__THE PROBLEM__
Everything in the records below except the images should be output exactly as written.

----- RECORDS TO PROCESS

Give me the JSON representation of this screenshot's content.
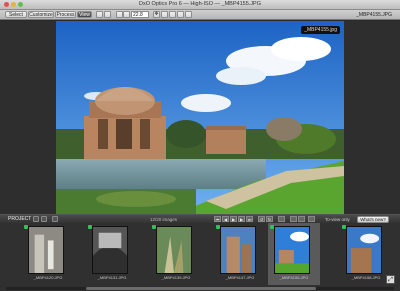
{
  "window": {
    "title": "DxO Optics Pro 6 — High-ISO — _MBP4155.JPG"
  },
  "toolbar": {
    "select_label": "Select",
    "customize_label": "Customize",
    "process_label": "Process",
    "view_label": "View",
    "zoom_value": "22.8",
    "current_file": "_MBP4155.JPG"
  },
  "viewer": {
    "photo_tag": "_MBP4155.jpg",
    "photo_subject": "Palace of Fine Arts with lagoon, trees and lawn under blue sky"
  },
  "project_bar": {
    "label": "PROJECT",
    "image_count": "12/20 images",
    "howto_label": "To-view only",
    "whatsnew_label": "What's new?"
  },
  "filmstrip": {
    "items": [
      {
        "label": "_MBP4120.JPG",
        "selected": false
      },
      {
        "label": "_MBP4131.JPG",
        "selected": false
      },
      {
        "label": "_MBP4139.JPG",
        "selected": false
      },
      {
        "label": "_MBP4147.JPG",
        "selected": false
      },
      {
        "label": "_MBP4155.JPG",
        "selected": true
      },
      {
        "label": "_MBP4158.JPG",
        "selected": false
      }
    ]
  },
  "colors": {
    "sky": "#2f7fd8",
    "grass": "#55a62e",
    "badge_green": "#2fc45a"
  }
}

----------

__YOUR RESPONSE__
Give me the JSON representation of this screenshot's content.
{
  "window": {
    "title": "DxO Optics Pro 6 — High-ISO — _MBP4155.JPG"
  },
  "toolbar": {
    "select_label": "Select",
    "customize_label": "Customize",
    "process_label": "Process",
    "view_label": "View",
    "zoom_value": "22.8",
    "current_file": "_MBP4155.JPG"
  },
  "viewer": {
    "photo_tag": "_MBP4155.jpg",
    "photo_subject": "Palace of Fine Arts with lagoon, trees and lawn under blue sky"
  },
  "project_bar": {
    "label": "PROJECT",
    "image_count": "12/20 images",
    "howto_label": "To-view only",
    "whatsnew_label": "What's new?"
  },
  "filmstrip": {
    "items": [
      {
        "label": "_MBP4120.JPG",
        "selected": false
      },
      {
        "label": "_MBP4131.JPG",
        "selected": false
      },
      {
        "label": "_MBP4139.JPG",
        "selected": false
      },
      {
        "label": "_MBP4147.JPG",
        "selected": false
      },
      {
        "label": "_MBP4155.JPG",
        "selected": true
      },
      {
        "label": "_MBP4158.JPG",
        "selected": false
      }
    ]
  },
  "colors": {
    "sky": "#2f7fd8",
    "grass": "#55a62e",
    "badge_green": "#2fc45a"
  }
}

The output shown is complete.